That would be apt punctuation to a show that spent much of the night looking at itself in a mirror, seemingly intentionally. But for The National, a better ending was moving beyond the filmic correlation and into the newly uncovered connection between the viewer and the artist, no longer separated by a curtain. As if to acknowledge the more intimate relationship forged during last night’s experience, the band concluded with an acoustic rendition of “Vanderlyle Crybaby Geeks,” from 2010’s High Violet, the album they were touring on when Mistaken for Strangers was shot. Matt sang half the number into his microphone, stripping the track down to the lyrics itself, then dropped the mic on the stage floor and allowed the fans to carry the song to its pinnacle. “Thank you guys,” he said simply after the chorus had faded. “And thank you Tom for a great movie.”
Don’t Swallow the Cap
I Should Live In Salt
Mistaken for Strangers
Sea of Love
Hard to Find
Afraid of Everyone
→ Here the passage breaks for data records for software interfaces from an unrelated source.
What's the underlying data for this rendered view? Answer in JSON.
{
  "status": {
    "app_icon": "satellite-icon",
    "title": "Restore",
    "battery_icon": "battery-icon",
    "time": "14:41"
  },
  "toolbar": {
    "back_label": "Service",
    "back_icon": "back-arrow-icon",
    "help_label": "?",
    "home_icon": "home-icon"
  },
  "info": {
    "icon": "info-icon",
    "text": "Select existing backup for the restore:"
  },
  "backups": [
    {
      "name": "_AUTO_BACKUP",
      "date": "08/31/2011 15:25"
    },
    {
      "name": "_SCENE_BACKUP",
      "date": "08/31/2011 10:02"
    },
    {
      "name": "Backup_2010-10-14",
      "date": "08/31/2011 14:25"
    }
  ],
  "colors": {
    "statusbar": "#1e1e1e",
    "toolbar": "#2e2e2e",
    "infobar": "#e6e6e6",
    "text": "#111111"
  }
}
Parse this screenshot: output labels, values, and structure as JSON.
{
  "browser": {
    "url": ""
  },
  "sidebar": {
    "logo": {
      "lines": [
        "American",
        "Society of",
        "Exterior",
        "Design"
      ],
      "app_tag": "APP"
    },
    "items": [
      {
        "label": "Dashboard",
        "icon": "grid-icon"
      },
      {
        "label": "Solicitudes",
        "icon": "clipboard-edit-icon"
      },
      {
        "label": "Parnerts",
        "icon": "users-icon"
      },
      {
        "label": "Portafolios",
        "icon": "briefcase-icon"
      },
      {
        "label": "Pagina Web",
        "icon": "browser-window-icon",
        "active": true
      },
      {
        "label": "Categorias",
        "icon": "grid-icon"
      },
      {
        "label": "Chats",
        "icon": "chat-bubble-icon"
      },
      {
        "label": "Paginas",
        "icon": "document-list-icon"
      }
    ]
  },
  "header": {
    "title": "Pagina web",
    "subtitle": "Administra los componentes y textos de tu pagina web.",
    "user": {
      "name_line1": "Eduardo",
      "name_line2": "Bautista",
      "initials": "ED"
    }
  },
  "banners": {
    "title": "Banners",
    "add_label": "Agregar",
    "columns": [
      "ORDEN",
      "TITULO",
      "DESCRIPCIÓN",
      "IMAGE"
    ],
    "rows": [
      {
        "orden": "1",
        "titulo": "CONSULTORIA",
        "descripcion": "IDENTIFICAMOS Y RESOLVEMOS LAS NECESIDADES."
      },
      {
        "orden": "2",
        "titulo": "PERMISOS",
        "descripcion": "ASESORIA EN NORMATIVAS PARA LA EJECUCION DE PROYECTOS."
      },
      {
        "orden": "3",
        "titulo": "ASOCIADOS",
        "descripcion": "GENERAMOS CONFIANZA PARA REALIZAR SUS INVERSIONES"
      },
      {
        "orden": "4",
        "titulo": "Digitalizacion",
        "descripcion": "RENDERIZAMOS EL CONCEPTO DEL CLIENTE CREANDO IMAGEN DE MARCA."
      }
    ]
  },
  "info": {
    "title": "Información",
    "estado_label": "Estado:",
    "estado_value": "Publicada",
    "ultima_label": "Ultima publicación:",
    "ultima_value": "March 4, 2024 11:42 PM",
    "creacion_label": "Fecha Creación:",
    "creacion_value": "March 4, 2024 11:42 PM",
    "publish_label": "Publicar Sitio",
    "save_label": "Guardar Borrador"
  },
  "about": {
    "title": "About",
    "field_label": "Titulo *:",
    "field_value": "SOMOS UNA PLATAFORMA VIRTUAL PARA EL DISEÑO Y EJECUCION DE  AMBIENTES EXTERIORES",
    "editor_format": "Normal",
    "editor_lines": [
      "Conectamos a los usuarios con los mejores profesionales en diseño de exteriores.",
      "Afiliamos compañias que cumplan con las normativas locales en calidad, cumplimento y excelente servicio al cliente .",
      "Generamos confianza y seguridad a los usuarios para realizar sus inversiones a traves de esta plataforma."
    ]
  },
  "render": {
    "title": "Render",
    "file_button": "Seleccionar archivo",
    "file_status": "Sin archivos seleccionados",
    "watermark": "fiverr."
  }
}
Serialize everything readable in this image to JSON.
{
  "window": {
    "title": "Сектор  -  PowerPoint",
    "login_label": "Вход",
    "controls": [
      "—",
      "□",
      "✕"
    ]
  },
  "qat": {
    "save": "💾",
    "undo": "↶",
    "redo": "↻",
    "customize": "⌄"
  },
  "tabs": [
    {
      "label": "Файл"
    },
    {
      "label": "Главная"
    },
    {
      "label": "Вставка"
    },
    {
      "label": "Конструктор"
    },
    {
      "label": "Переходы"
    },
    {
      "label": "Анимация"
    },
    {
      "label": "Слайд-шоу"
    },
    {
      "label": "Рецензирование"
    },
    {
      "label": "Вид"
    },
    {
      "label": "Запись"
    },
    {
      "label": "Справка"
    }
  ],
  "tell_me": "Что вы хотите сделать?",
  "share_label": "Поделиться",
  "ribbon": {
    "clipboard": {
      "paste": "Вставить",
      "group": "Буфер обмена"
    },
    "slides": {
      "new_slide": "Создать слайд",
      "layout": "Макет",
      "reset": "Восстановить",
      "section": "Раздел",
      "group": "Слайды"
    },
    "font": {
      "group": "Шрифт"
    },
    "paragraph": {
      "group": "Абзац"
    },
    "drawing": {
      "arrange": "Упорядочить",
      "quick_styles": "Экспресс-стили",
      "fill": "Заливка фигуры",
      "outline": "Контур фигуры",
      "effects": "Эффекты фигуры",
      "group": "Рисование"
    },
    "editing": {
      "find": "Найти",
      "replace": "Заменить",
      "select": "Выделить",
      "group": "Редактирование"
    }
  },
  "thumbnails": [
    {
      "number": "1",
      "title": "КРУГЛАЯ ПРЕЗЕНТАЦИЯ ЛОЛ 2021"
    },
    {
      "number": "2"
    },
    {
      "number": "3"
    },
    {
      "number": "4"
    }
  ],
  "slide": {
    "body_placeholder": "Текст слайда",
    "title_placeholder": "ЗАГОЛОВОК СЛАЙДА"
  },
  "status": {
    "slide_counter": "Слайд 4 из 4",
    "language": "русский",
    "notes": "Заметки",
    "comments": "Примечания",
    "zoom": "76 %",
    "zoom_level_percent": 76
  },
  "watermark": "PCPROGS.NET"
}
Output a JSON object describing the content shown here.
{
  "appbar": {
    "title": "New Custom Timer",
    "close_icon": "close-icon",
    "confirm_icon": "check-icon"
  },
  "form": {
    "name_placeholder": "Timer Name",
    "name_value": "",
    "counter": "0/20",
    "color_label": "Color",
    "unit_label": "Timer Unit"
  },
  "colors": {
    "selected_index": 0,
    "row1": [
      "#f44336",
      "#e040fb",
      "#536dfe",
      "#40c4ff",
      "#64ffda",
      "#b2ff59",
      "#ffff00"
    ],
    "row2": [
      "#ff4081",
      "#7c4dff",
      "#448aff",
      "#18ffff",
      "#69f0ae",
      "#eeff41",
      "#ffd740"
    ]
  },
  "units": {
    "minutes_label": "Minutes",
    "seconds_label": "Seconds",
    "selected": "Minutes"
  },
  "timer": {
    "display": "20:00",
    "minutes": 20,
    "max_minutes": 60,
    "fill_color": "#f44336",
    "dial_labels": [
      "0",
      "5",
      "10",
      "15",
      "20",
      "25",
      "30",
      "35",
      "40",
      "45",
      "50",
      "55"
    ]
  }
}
I Need My Girl
This Is the Last Time
All the Wine
Vanderlyle Crybaby Geeks